Dividends Reach $1 Trillion
We all know that money doesn’t exist and that it’s nothing more than virtual movements from one bank to another, but where is it all going exactly? Is it just fuelling the stock market, going round in circles and coming back to the original place it was in? The world’s biggest blue-chip companies have seen their dividend pay-outs top $1 trillion for the first time ever and yet there is not a lot of that filtering down into the economy. Where’s it all going?
Around the world, investors got the priceless sum of $1.027 trillion paid out in dividends in 2013. Never have dividends been so high and yet, there is nothing that seems to show that we are doing any better in terms of our growth or overall economic situation. Henderson Global Investors has just published a report showing that since 2009 dividends have increased by $310 billion and the total sum of the largest companies has never been better. There are some that must be getting a share of the pie that is overloaded with stodge and so much cream that they won’t know what to do with it. There’s no wonder that Facebook will snap up WhassApp for the unbelievable sum of $19 billion. The “incredibly valuable” app (in Mark Zuckerberg’s own words) will be adding to the portfolio of Facebook and bringing in greater returns on investors’ money (that’s the hope of the founder of Facebook, at least).
• For the first time ever it’s the Asia-Pacific region that has brought in the highest rate of growth for investors concerning dividends being paid out.
• The dividends from this region have increased by 79% since 2009.
• Global dividends have seen a rise of 43%.
• In 2009, global dividends stood at $717 billion.
• Australia is the best place to get dividends apparently, with a total pay-out worth $40.3 billion.
• Australia saw a rise of 10.2% in 2013.
• As a measuring stick the USA only increased its dividend pay-outs by 1.1%.

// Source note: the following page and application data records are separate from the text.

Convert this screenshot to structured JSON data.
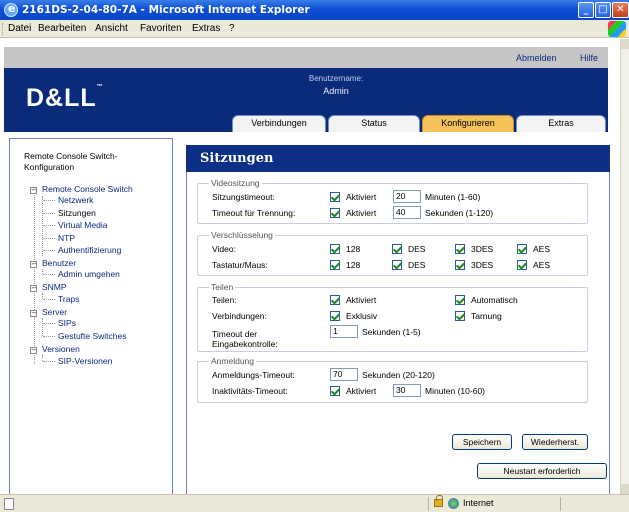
{
  "window": {
    "title": "2161DS-2-04-80-7A - Microsoft Internet Explorer"
  },
  "menubar": {
    "items": [
      "Datei",
      "Bearbeiten",
      "Ansicht",
      "Favoriten",
      "Extras",
      "?"
    ]
  },
  "header": {
    "logo": "D&LL",
    "logo_tm": "™",
    "username_label": "Benutzername:",
    "username": "Admin",
    "logout": "Abmelden",
    "help": "Hilfe"
  },
  "tabs": [
    {
      "label": "Verbindungen",
      "active": false
    },
    {
      "label": "Status",
      "active": false
    },
    {
      "label": "Konfigurieren",
      "active": true
    },
    {
      "label": "Extras",
      "active": false
    }
  ],
  "nav": {
    "title": "Remote Console Switch-Konfiguration",
    "items": [
      {
        "label": "Remote Console Switch",
        "level": 0
      },
      {
        "label": "Netzwerk",
        "level": 1
      },
      {
        "label": "Sitzungen",
        "level": 1
      },
      {
        "label": "Virtual Media",
        "level": 1
      },
      {
        "label": "NTP",
        "level": 1
      },
      {
        "label": "Authentifizierung",
        "level": 1
      },
      {
        "label": "Benutzer",
        "level": 0
      },
      {
        "label": "Admin umgehen",
        "level": 1
      },
      {
        "label": "SNMP",
        "level": 0
      },
      {
        "label": "Traps",
        "level": 1
      },
      {
        "label": "Server",
        "level": 0
      },
      {
        "label": "SIPs",
        "level": 1
      },
      {
        "label": "Gestufte Switches",
        "level": 1
      },
      {
        "label": "Versionen",
        "level": 0
      },
      {
        "label": "SIP-Versionen",
        "level": 1
      }
    ]
  },
  "main": {
    "title": "Sitzungen",
    "video": {
      "legend": "Videositzung",
      "session_timeout_label": "Sitzungstimeout:",
      "session_timeout_enabled": true,
      "enabled_label": "Aktiviert",
      "session_timeout_value": "20",
      "session_timeout_unit": "Minuten (1-60)",
      "disconnect_timeout_label": "Timeout für Trennung:",
      "disconnect_timeout_enabled": true,
      "disconnect_timeout_value": "40",
      "disconnect_timeout_unit": "Sekunden (1-120)"
    },
    "encryption": {
      "legend": "Verschlüsselung",
      "video_label": "Video:",
      "keyboard_label": "Tastatur/Maus:",
      "options": [
        "128",
        "DES",
        "3DES",
        "AES"
      ]
    },
    "sharing": {
      "legend": "Teilen",
      "share_label": "Teilen:",
      "enabled_label": "Aktiviert",
      "automatic_label": "Automatisch",
      "connections_label": "Verbindungen:",
      "exclusive_label": "Exklusiv",
      "stealth_label": "Tarnung",
      "input_timeout_label_1": "Timeout der",
      "input_timeout_label_2": "Eingabekontrolle:",
      "input_timeout_value": "1",
      "input_timeout_unit": "Sekunden (1-5)"
    },
    "login": {
      "legend": "Anmeldung",
      "login_timeout_label": "Anmeldungs-Timeout:",
      "login_timeout_value": "70",
      "login_timeout_unit": "Sekunden (20-120)",
      "inactivity_label": "Inaktivitäts-Timeout:",
      "inactivity_enabled_label": "Aktiviert",
      "inactivity_value": "30",
      "inactivity_unit": "Minuten (10-60)"
    },
    "save_button": "Speichern",
    "restore_button": "Wiederherst.",
    "restart_button": "Neustart erforderlich"
  },
  "statusbar": {
    "zone": "Internet"
  }
}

• Hong Kong is second with $33 billion.
• Taiwan is the third best place with just $8.9 billion.
It’s the USA however that represents nearly 33% of the total pay-outs being made, at a grand total of $31.9 billion. US companies have increased their pay-outs by nearly 50% since 2009. Of course, you might not need to think very hard to see that it’s the financial sector that pays the most, paying out $218 billion. Only technology stocks have seen a bigger increase in percentage terms of their pay-outs to investors. This sector has rocketed by 15.5% standing at $62.2 billion for last year. Energy has been fairing rather well too with a total of $124.9 billion being paid out.
Europe has seen its dividend pay-out rise by 8% (excluding the UK) and this area now stands at $199.8 billion for 2013. According to Henderson Global Investors’ report the UK has seen an increase of 11% in the money being paid out in dividends, adding that this is disproportionate in comparison with the size of the UK economy and the economic activity of the country.
Whatever happened to the belief that companies liked re-investing (in particular US companies) so that they could develop research and come up with new ideas, building a stable economic outlook for the future? The Henderson Global Investors’ report has debunked that one lock, stock and barrel. Now, it’s more of ‘cut and run while you can’ rather than re-investing in the future. Today, it’s no longer a question of raking in the billions (let alone talking in millions, which we gave up long ago). Today, we can only talk in trillions.
What could you get for $1,000,000,000,000? Here are some ideas…
• 140 billion hours of labor in the USA.
• Take-on 18 million new teachers and pay them for the entire year.
• Ensure that Congress is running for the next 10 thousand years (perhaps we don’t need to add this to the list?).
• Be able to spend $1 million a day for the next three millenniums.
• Purchase 5.5 thousand US average homes…and so the list goes on.
The report by Henderson Global Investors will be published every quarter and was published for the 1st time today.
Originally posted: Dividends Reach $1 Trillion
- advertisements -